10. Dance 2 Trance | We Came In Peace (Original '90 Mix) 
This composition has a central role in my work as a Music producer, having interpolated it so many times in various tracks of mine. I get feelings of distant, elusive memories everytime the original version of We Came In Peace reaches its main riff. Images of a club in the earliest of the 90's, its dance space quite dark, yet of gigantic dimensions and with a massive PA system emanating this track. And I was there among people dancing in unison, becoming one with each other. I know this never happened in real life. It is what I imagined every time I sat in my bedroom and repeatedly played this song loudly on my headphones, for a period sometime in the late 90s. What I recall, what I am so nostalgic about, is nothing but a memory of a fantasy.

WARMER MIXTAPES #1621 | by Allysen Callery

Songs 2, 4 and 7 in my list are from albums my teen-aged parents owned, I lost them both in different ways when I was quite young, but The Music they loved is within me.

1. Shadow Band | Moonshine
Mike Bruno seems to step out from the gilded pages of Archaic Lore, creating himself from swirling smoke to sing the most beautiful Love songs, tinged with Sorrow. He has gathered some magical friends this time to share his intricate vision, calling themselves Shadow Band. This is my favorite of their songs.

2. Traffic | Dear Mr. Fantasy
Picture your head on a soft silk pillow, with your body laying upon an Oriental rug. Delicate incense smoke winds into the air, friends are nearby talking quietly, and laughing. Dear Mr. Fantasy is playing, and there's nowhere else you'd rather be.

3. Neil Young | Cinnamon Girl
Who is the girl you loved but don't talk to any more? Who wore blue jeans and laughed easily, her long hair blowing in the wind and sunlight ? Cinnamon Girl.

4. The Incredible String Band | Witches' Hat
More songs from the briar woods, for the quiet and shy people, the free folk. Wild Music for elves.

5. Jessica Pratt | Bushel Hyde
I think of Jessica Pratt as a soul sister in the Music she makes, Gentle Music belying themes of Longing and Aloneness.

6. Traffic | Rainmaker
Melancholy beauty, maybe I miss my old home? We lived in Taiwan then and listened to Music on a reel to reel, as well as vinyl.

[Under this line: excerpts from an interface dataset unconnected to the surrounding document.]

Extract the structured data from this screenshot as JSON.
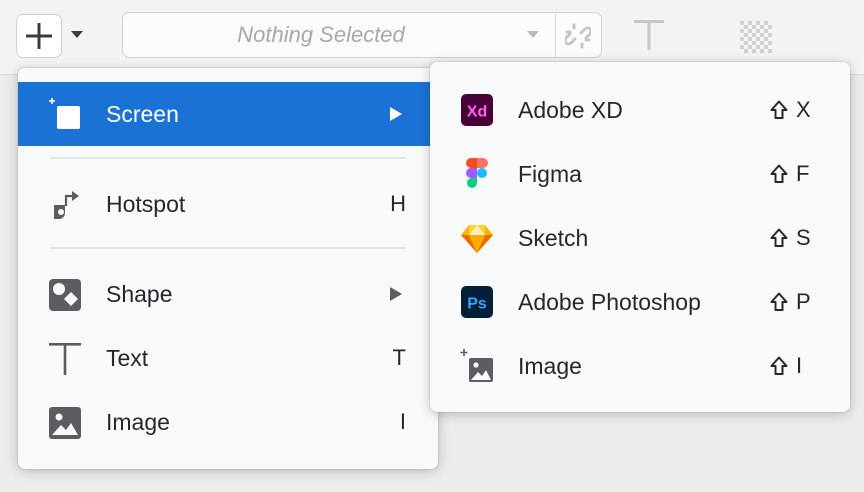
{
  "toolbar": {
    "selector_text": "Nothing Selected"
  },
  "main_menu": {
    "items": [
      {
        "label": "Screen",
        "shortcut": "",
        "has_submenu": true,
        "active": true,
        "icon": "screen-icon"
      },
      {
        "label": "Hotspot",
        "shortcut": "H",
        "has_submenu": false,
        "icon": "hotspot-icon"
      },
      {
        "label": "Shape",
        "shortcut": "",
        "has_submenu": true,
        "icon": "shape-icon"
      },
      {
        "label": "Text",
        "shortcut": "T",
        "has_submenu": false,
        "icon": "text-icon"
      },
      {
        "label": "Image",
        "shortcut": "I",
        "has_submenu": false,
        "icon": "image-icon"
      }
    ]
  },
  "submenu": {
    "items": [
      {
        "label": "Adobe XD",
        "key": "X",
        "icon": "adobe-xd-icon"
      },
      {
        "label": "Figma",
        "key": "F",
        "icon": "figma-icon"
      },
      {
        "label": "Sketch",
        "key": "S",
        "icon": "sketch-icon"
      },
      {
        "label": "Adobe Photoshop",
        "key": "P",
        "icon": "photoshop-icon"
      },
      {
        "label": "Image",
        "key": "I",
        "icon": "image-upload-icon"
      }
    ]
  },
  "colors": {
    "accent": "#1a73d4",
    "menu_bg": "#f8f9fb",
    "text": "#25272c",
    "icon": "#5b5d63"
  }
}
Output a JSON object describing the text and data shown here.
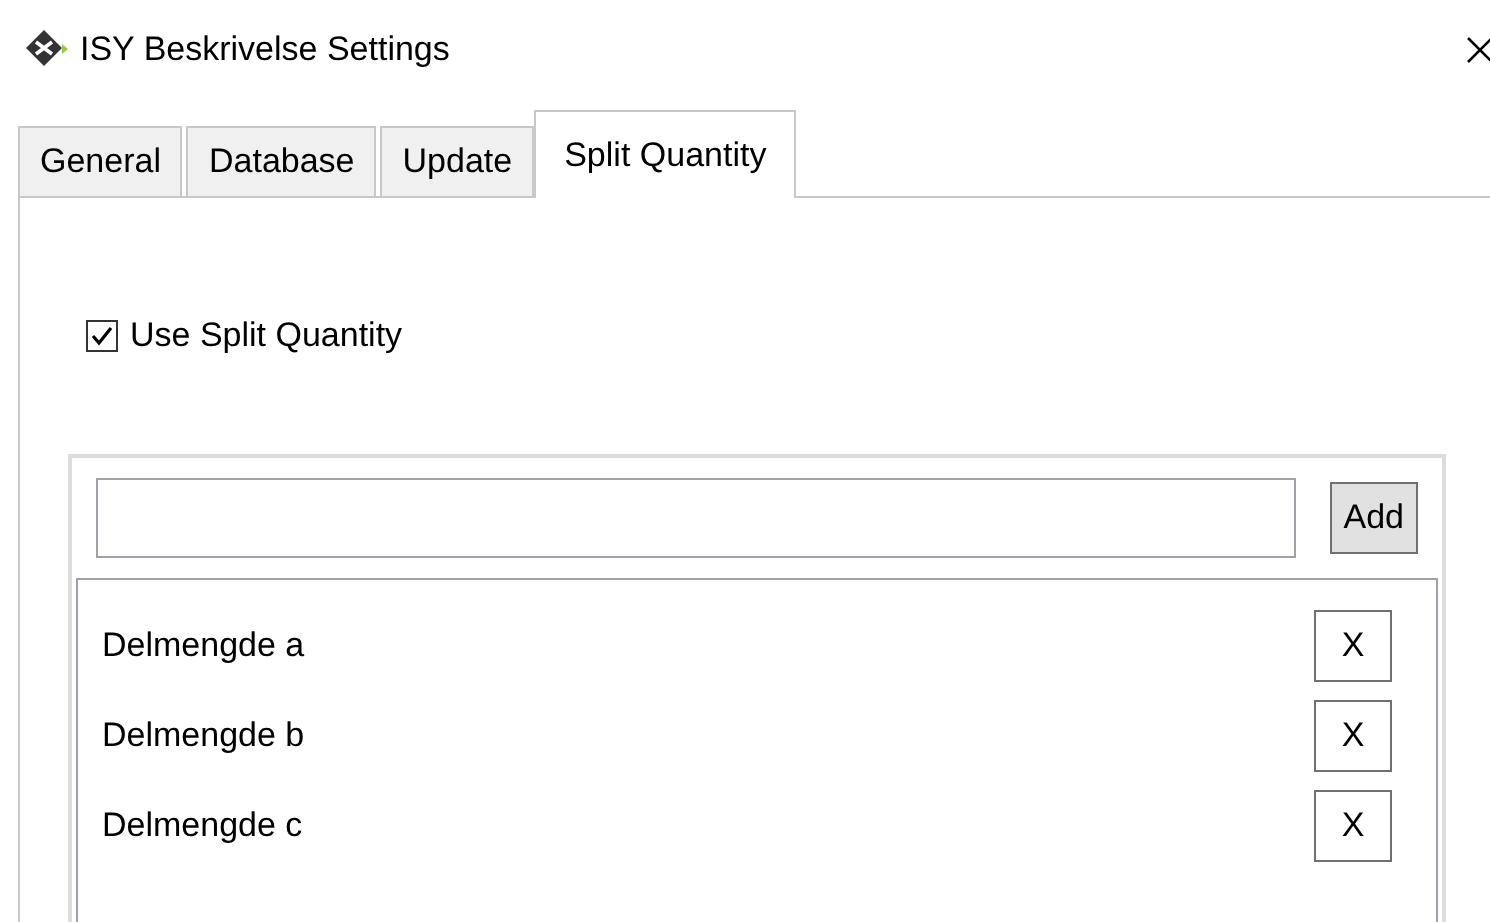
{
  "window": {
    "title": "ISY Beskrivelse Settings"
  },
  "tabs": [
    {
      "label": "General",
      "selected": false
    },
    {
      "label": "Database",
      "selected": false
    },
    {
      "label": "Update",
      "selected": false
    },
    {
      "label": "Split Quantity",
      "selected": true
    }
  ],
  "use_split_quantity": {
    "label": "Use Split Quantity",
    "checked": true
  },
  "add_button": "Add",
  "items": [
    {
      "label": "Delmengde a",
      "remove": "X"
    },
    {
      "label": "Delmengde b",
      "remove": "X"
    },
    {
      "label": "Delmengde c",
      "remove": "X"
    }
  ]
}
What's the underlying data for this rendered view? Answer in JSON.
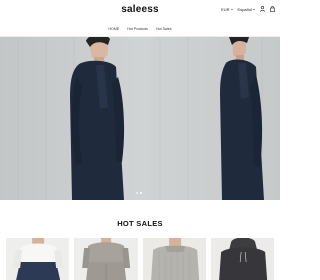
{
  "header": {
    "logo": "saleess",
    "currency": "EUR",
    "language": "Español",
    "icons": [
      "user-icon",
      "bag-icon"
    ]
  },
  "nav": {
    "items": [
      "HOME",
      "Hot Products",
      "Hot Sales"
    ]
  },
  "hero": {
    "slide_count": 2,
    "active_slide": 1
  },
  "section": {
    "title": "HOT SALES"
  },
  "products": [
    {
      "image": "white-shirt-navy-pants"
    },
    {
      "image": "grey-sweatsuit"
    },
    {
      "image": "grey-knit-sweater"
    },
    {
      "image": "dark-hoodie"
    }
  ],
  "colors": {
    "background": "#ffffff",
    "text": "#111111",
    "hero_wall": "#c9cccd",
    "jacket": "#1f2a3d"
  }
}
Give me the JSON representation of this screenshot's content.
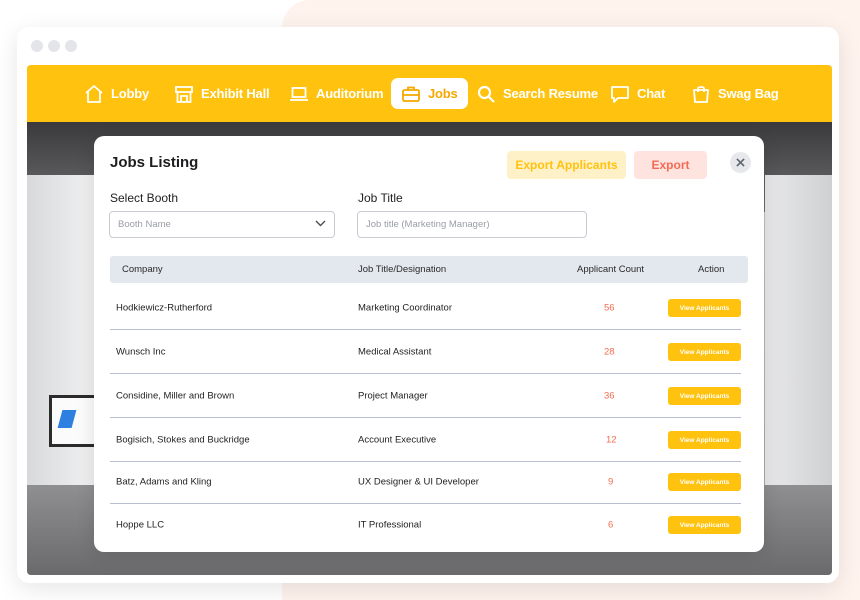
{
  "nav": {
    "items": [
      {
        "label": "Lobby",
        "icon": "home-icon"
      },
      {
        "label": "Exhibit Hall",
        "icon": "store-icon"
      },
      {
        "label": "Auditorium",
        "icon": "laptop-icon"
      },
      {
        "label": "Jobs",
        "icon": "briefcase-icon",
        "active": true
      },
      {
        "label": "Search Resume",
        "icon": "search-icon"
      },
      {
        "label": "Chat",
        "icon": "chat-icon"
      },
      {
        "label": "Swag Bag",
        "icon": "bag-icon"
      }
    ]
  },
  "modal": {
    "title": "Jobs Listing",
    "export_applicants_label": "Export Applicants",
    "export_label": "Export",
    "close_icon": "close-icon"
  },
  "filters": {
    "booth_label": "Select Booth",
    "booth_placeholder": "Booth Name",
    "job_title_label": "Job Title",
    "job_title_placeholder": "Job title (Marketing Manager)"
  },
  "table": {
    "headers": {
      "company": "Company",
      "job_title": "Job Title/Designation",
      "applicant_count": "Applicant Count",
      "action": "Action"
    },
    "rows": [
      {
        "company": "Hodkiewicz-Rutherford",
        "job_title": "Marketing Coordinator",
        "count": "56",
        "action": "View Applicants"
      },
      {
        "company": "Wunsch Inc",
        "job_title": "Medical Assistant",
        "count": "28",
        "action": "View Applicants"
      },
      {
        "company": "Considine, Miller and Brown",
        "job_title": "Project Manager",
        "count": "36",
        "action": "View Applicants"
      },
      {
        "company": "Bogisich, Stokes and Buckridge",
        "job_title": "Account Executive",
        "count": "12",
        "action": "View Applicants"
      },
      {
        "company": "Batz, Adams and Kling",
        "job_title": "UX Designer & UI Developer",
        "count": "9",
        "action": "View Applicants"
      },
      {
        "company": "Hoppe LLC",
        "job_title": "IT Professional",
        "count": "6",
        "action": "View Applicants"
      }
    ]
  },
  "colors": {
    "accent": "#ffc20e",
    "export_text": "#f36b55",
    "count_text": "#f26b4f"
  }
}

7. The Rolling Stones | Moonlight Mile
Coming home very late at night from gigs, smoking the last cigarettes of the day, this song keeps me company as I drive home to my sleeping husband, I love him so much.

8. Iggy Pop | Funtime
I heard a snippet of this amazing song in a vampire movie I loved, called The Hunger. It came out in 1983 and had David Bowie in it, and Catherine Deneuve. I bought the soundtrack, but this song wasn't on it. This was pre-Internet, and no one could tell me what it was, or who sang it. Then, years later, I went to a party in Colorado, and someone told me about Iggy Pop/The Idiot, which I bought that week on vinyl.

9. The Jimi Hendrix Experience | Manic Depression
Beautiful Jimi Hendrix guitar and voice floats over a roiling sea of triple metre, Mitch Mitchell's gorgeous Jazz drumming. Loving someone who won't be loved, but needs it, cries out for it.

10. Ace Frehley | New York Groove
This one is kind of a joke, in that it always make me smile. I live in a small town, and the elation I feel when I drive into NYC to play Music is very real, and I get so excited. If I didn't make myself laugh, I might get nervous! Someone told me: Angels fly because they take themselves lightly.